Paris, Denis Thierry et Claude Barbin, 1678-1679-1694.
5 volumes, numerous figures of F. Chauveau, copper-engraved and issued on half-page.
Together 5 volumes 12mo [159 x 88 mm]. Full night blue morocco, triple gilt fillet around the covers, ripped spines richly decorated, inner border, gilt over marbled edges. Binding signed by Belz-Niédrée towards 1865.
Part I: 57 engravings in the text, bound without the errata leaf because the mistakes mentioned were corrected in our copy; Part II: 60 engravings in the text; Part III: 44 engravings in the text; Part IV: 43 engravings in the text; Part V: 31 engravings in the text. Small tear formerly restored pp. 91 and 221 of part IV.
First collected edition of La Fontaine’s Fables, the only one printed and corrected under the author’s direction. It is of the highest interest and of the greatest importance.
It contains 120 fables in original edition.
The last 3 volumes are in first edition; the first two, reprinted circa 1692 under the date of 1678, are the reprint of the 12mo edition of 1668.
“Only complete edition of La Fontaine’s Fables that was printed under the author’s eyes.” (Brunet, Manuel du Libraire, III, 751).
“This precious and famous edition is hard to find complete and in good condition, most copies, as Brunet notes, having passed through children’s hands.” (A. Claudin. Cat. Rochebilière, n°168).
Part III contains 41 new Fables and the dedicatory epistle to the Marquise of Montespan.
Part IV contains 39 new Fables with an epilogue.
Part V contains 29 new Fables.
It is illustrated with hundreds of engravings by Fr. Chauveau and by M. Guérard of which most of them are published for the first time.
“La Fontaine was hailed as the inventor of free verse.

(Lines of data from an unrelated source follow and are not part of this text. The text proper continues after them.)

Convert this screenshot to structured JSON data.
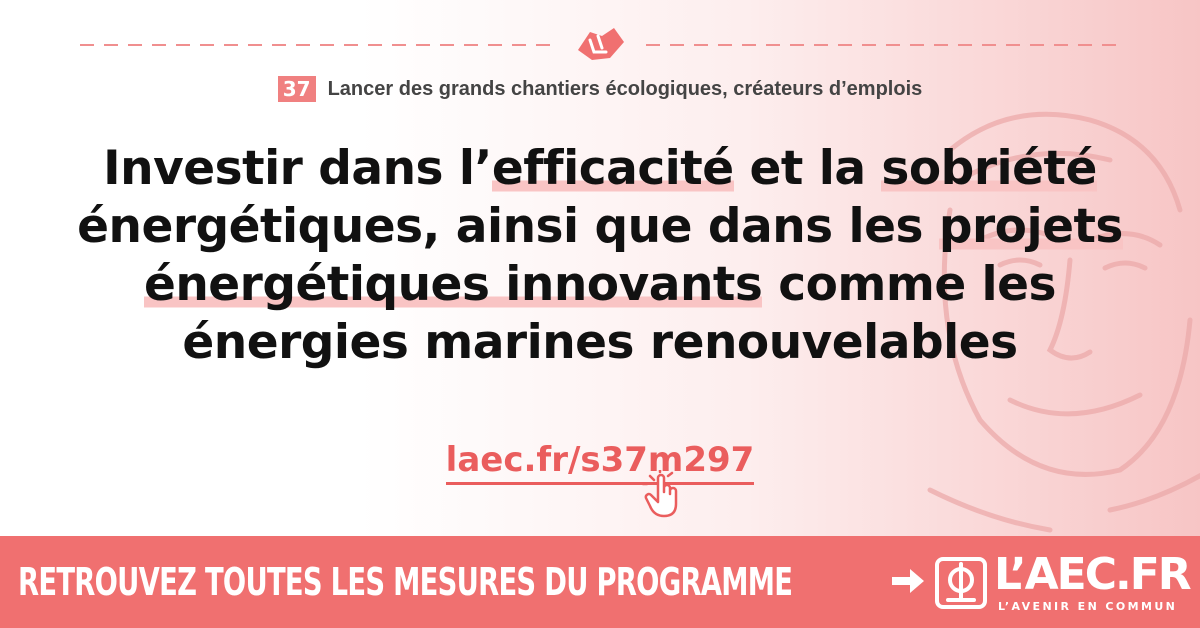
{
  "chapter": {
    "number": "37",
    "title": "Lancer des grands chantiers écologiques, créateurs d’emplois"
  },
  "headline": {
    "p1": "Investir dans l’",
    "h1": "efficacité",
    "p2": " et la ",
    "h2": "sobriété",
    "p3": " énergétiques, ainsi que dans les ",
    "h3": "projets énergétiques innovants",
    "p4": " comme les énergies marines renouvelables"
  },
  "link": {
    "text": "laec.fr/s37m297"
  },
  "footer": {
    "cta": "RETROUVEZ TOUTES LES MESURES DU PROGRAMME",
    "brand": "L’AEC.FR",
    "tagline": "L’AVENIR EN COMMUN"
  },
  "colors": {
    "accent": "#f07070",
    "highlight": "#f9c4c4",
    "link": "#ea5d5d",
    "text": "#111111"
  },
  "icons": [
    "handshake-icon",
    "pointer-hand-icon",
    "arrow-right-icon",
    "phi-logo-icon",
    "portrait-image"
  ]
}
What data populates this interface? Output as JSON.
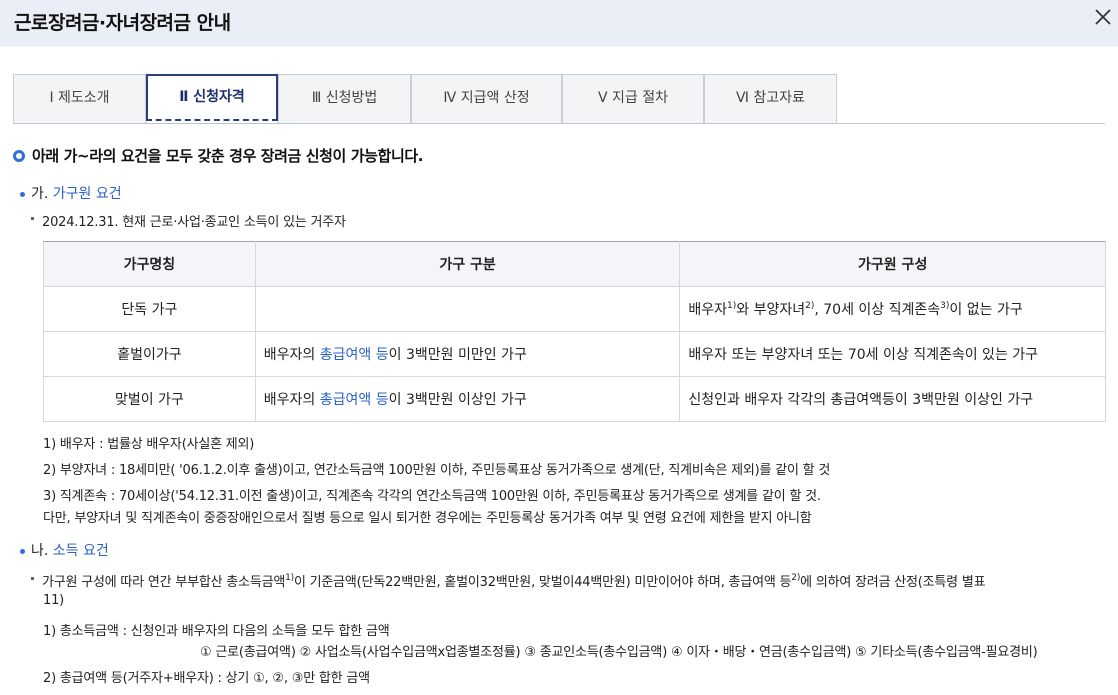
{
  "window": {
    "title": "근로장려금·자녀장려금 안내"
  },
  "tabs": [
    {
      "label": "Ⅰ  제도소개"
    },
    {
      "label": "Ⅱ  신청자격"
    },
    {
      "label": "Ⅲ  신청방법"
    },
    {
      "label": "Ⅳ  지급액 산정"
    },
    {
      "label": "Ⅴ  지급 절차"
    },
    {
      "label": "Ⅵ  참고자료"
    }
  ],
  "main_heading": "아래 가~라의 요건을 모두 갖춘 경우 장려금 신청이 가능합니다.",
  "section_ga": {
    "prefix": "가.",
    "title": "가구원 요건",
    "sub": "2024.12.31. 현재 근로·사업·종교인 소득이 있는 거주자",
    "table": {
      "headers": [
        "가구명칭",
        "가구 구분",
        "가구원 구성"
      ],
      "rows": [
        {
          "name": "단독 가구",
          "div": "",
          "comp_a": "배우자",
          "sup1": "1)",
          "comp_b": "와 부양자녀",
          "sup2": "2)",
          "comp_c": ", 70세 이상 직계존속",
          "sup3": "3)",
          "comp_d": "이 없는 가구"
        },
        {
          "name": "홑벌이가구",
          "div_a": "배우자의 ",
          "div_link": "총급여액 등",
          "div_b": "이 3백만원 미만인 가구",
          "comp": "배우자 또는 부양자녀 또는 70세 이상 직계존속이 있는 가구"
        },
        {
          "name": "맞벌이 가구",
          "div_a": "배우자의 ",
          "div_link": "총급여액 등",
          "div_b": "이 3백만원 이상인 가구",
          "comp": "신청인과 배우자 각각의 총급여액등이 3백만원 이상인 가구"
        }
      ]
    },
    "notes": [
      "1) 배우자 : 법률상 배우자(사실혼 제외)",
      "2) 부양자녀 : 18세미만( '06.1.2.이후 출생)이고, 연간소득금액 100만원 이하, 주민등록표상 동거가족으로 생계(단, 직계비속은 제외)를 같이 할 것",
      "3) 직계존속 : 70세이상('54.12.31.이전 출생)이고, 직계존속 각각의 연간소득금액 100만원 이하, 주민등록표상 동거가족으로 생계를 같이 할 것.",
      "다만, 부양자녀 및 직계존속이 중증장애인으로서 질병 등으로 일시 퇴거한 경우에는 주민등록상 동거가족 여부 및 연령 요건에 제한을 받지 아니함"
    ]
  },
  "section_na": {
    "prefix": "나.",
    "title": "소득 요건",
    "desc_a": "가구원 구성에 따라 연간 부부합산 총소득금액",
    "desc_sup1": "1)",
    "desc_b": "이 기준금액(단독22백만원, 홑벌이32백만원, 맞벌이44백만원) 미만이어야 하며, 총급여액 등",
    "desc_sup2": "2)",
    "desc_c": "에 의하여 장려금 산정(조특령 별표",
    "desc_d": "11)",
    "items": [
      "1) 총소득금액 : 신청인과 배우자의 다음의 소득을 모두 합한 금액",
      "① 근로(총급여액) ② 사업소득(사업수입금액x업종별조정률) ③ 종교인소득(총수입금액) ④ 이자・배당・연금(총수입금액) ⑤ 기타소득(총수입금액-필요경비)",
      "2) 총급여액 등(거주자+배우자) : 상기 ①, ②, ③만 합한 금액"
    ]
  }
}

But, to tell the truth, this poet knew few rivals in the art of handling the French verse and there, as in this fusion of lyricism and realism, La Fontaine exceeds his time: that is why his success never weakened and remained universal; that’s why Taine was able to say that La Fontaine was ‘the supreme manifestation of French genius’”.

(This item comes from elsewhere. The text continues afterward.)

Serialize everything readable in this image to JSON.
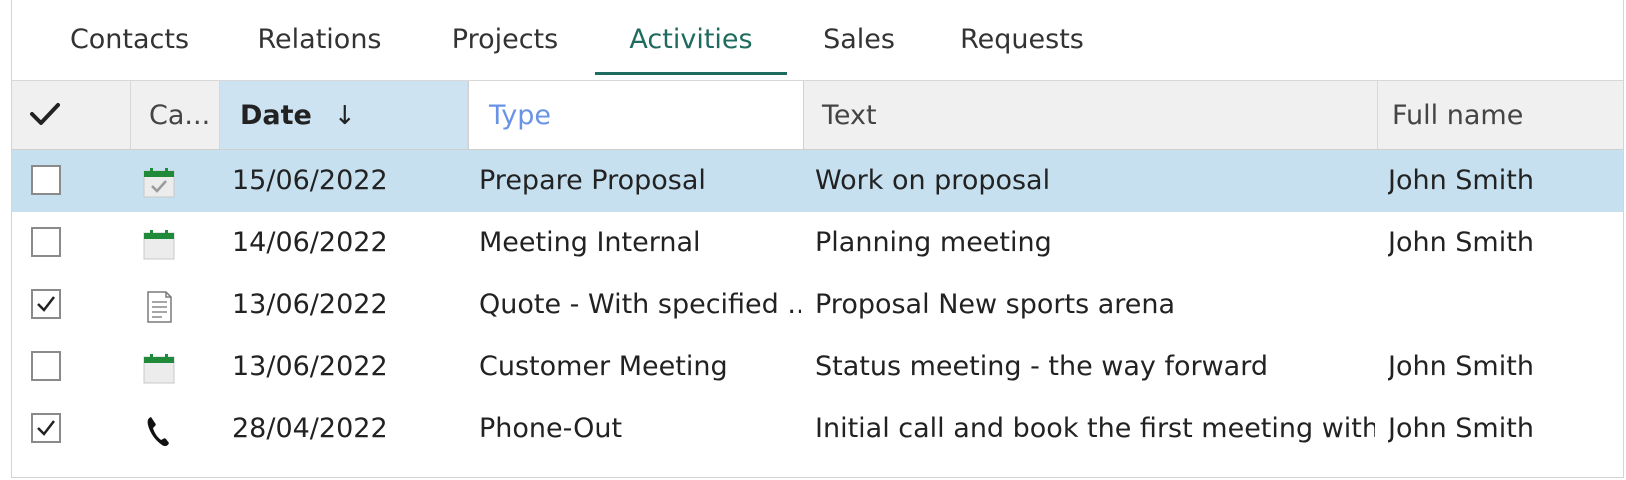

“Part III had two issues: in the first, the 7th verse of page 101 [Et sans cela nos gains seraient assez honnestes], has been omitted; it is reinstated in the second issue with a cancel mounted on guards.

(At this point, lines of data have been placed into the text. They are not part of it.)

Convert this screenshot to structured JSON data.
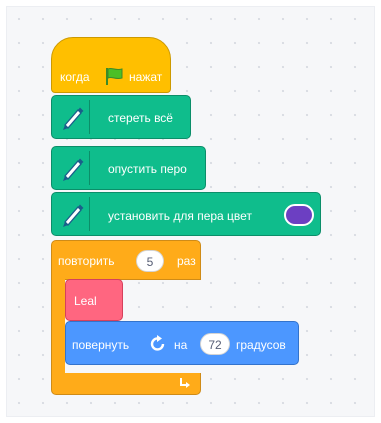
{
  "event_block": {
    "label_before": "когда",
    "label_after": "нажат",
    "icon": "green-flag-icon",
    "color": "#ffbf00"
  },
  "pen_blocks": [
    {
      "label": "стереть всё",
      "icon": "pen-icon"
    },
    {
      "label": "опустить перо",
      "icon": "pen-icon"
    },
    {
      "label": "установить для пера цвет",
      "icon": "pen-icon",
      "color_value": "#6c3fc2"
    }
  ],
  "pen_color": "#0fbd8c",
  "repeat_block": {
    "label_before": "повторить",
    "count": "5",
    "label_after": "раз",
    "color": "#ffab19"
  },
  "custom_block": {
    "label": "Leal",
    "color": "#ff6680"
  },
  "turn_block": {
    "label_before": "повернуть",
    "icon": "rotate-right-icon",
    "label_mid": "на",
    "degrees": "72",
    "label_after": "градусов",
    "color": "#4c97ff"
  }
}
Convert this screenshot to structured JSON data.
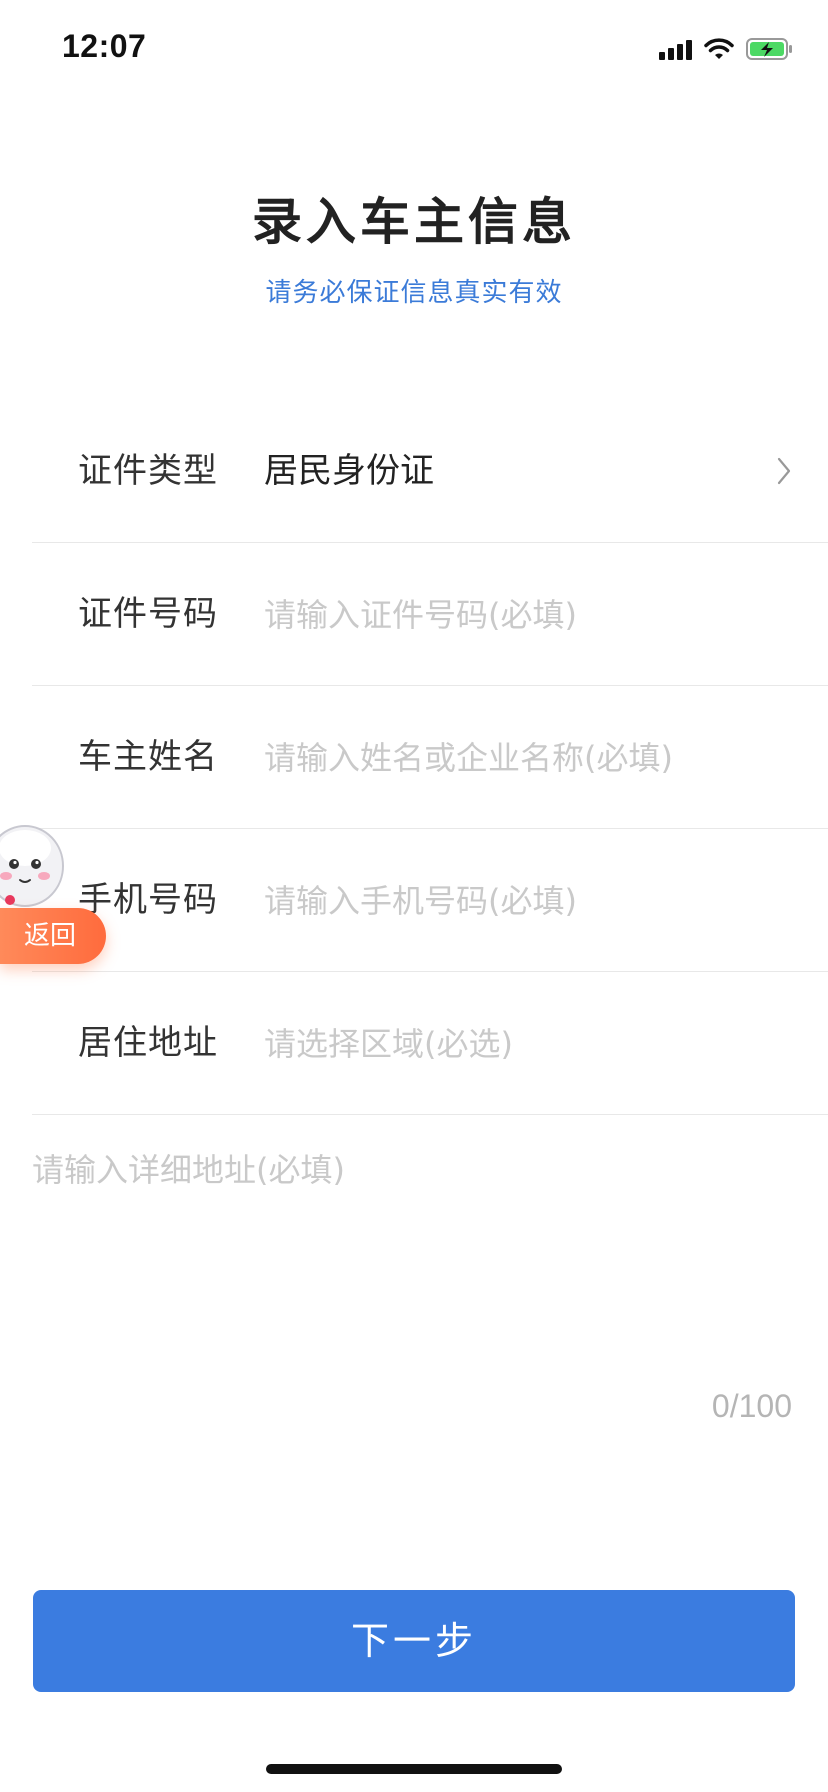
{
  "status_bar": {
    "time": "12:07"
  },
  "header": {
    "title": "录入车主信息",
    "subtitle": "请务必保证信息真实有效"
  },
  "form": {
    "id_type": {
      "label": "证件类型",
      "value": "居民身份证"
    },
    "id_number": {
      "label": "证件号码",
      "placeholder": "请输入证件号码(必填)"
    },
    "owner_name": {
      "label": "车主姓名",
      "placeholder": "请输入姓名或企业名称(必填)"
    },
    "phone": {
      "label": "手机号码",
      "placeholder": "请输入手机号码(必填)"
    },
    "residence": {
      "label": "居住地址",
      "placeholder": "请选择区域(必选)"
    },
    "address_detail": {
      "placeholder": "请输入详细地址(必填)",
      "counter": "0/100"
    }
  },
  "next_button": {
    "label": "下一步"
  },
  "floating_back": {
    "label": "返回"
  },
  "colors": {
    "accent": "#3b7ce0",
    "subtitle": "#3b7bd8",
    "placeholder": "#c9c9c9",
    "back_pill": "#ff7a4a"
  },
  "icons": [
    "cellular-signal-icon",
    "wifi-icon",
    "battery-charging-icon",
    "chevron-right-icon",
    "mascot-icon"
  ]
}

In the first issue of part IV, at the end of the fable Le Singe et le Léopard, we read the last verse as: Bigarrez en dehors ne sont rien en dedans modified in the second issue in: N’ont que l’habit pour tous talens !
Part V, of which one can find very few copies dated 1693, had three editions under the same date: the first has the cypher of Barbin on the title; the second has a typographical fleuron; the third is regularly cyphered until the end, p. 230, and its composition is completely different.” (Tchemerzine).
Part III belongs here to the second issue, part IV to the first, part V to the third. These five volumes form the first collected edition of La Fontaine’s Fables.
The Rochebilière copy described by A. Claudin measured 157 to 158 mm in height depending on the volumes; this one measures 159 mm.
Very beautiful copy bound in blue morocco by Belz-Niedree towards 1865.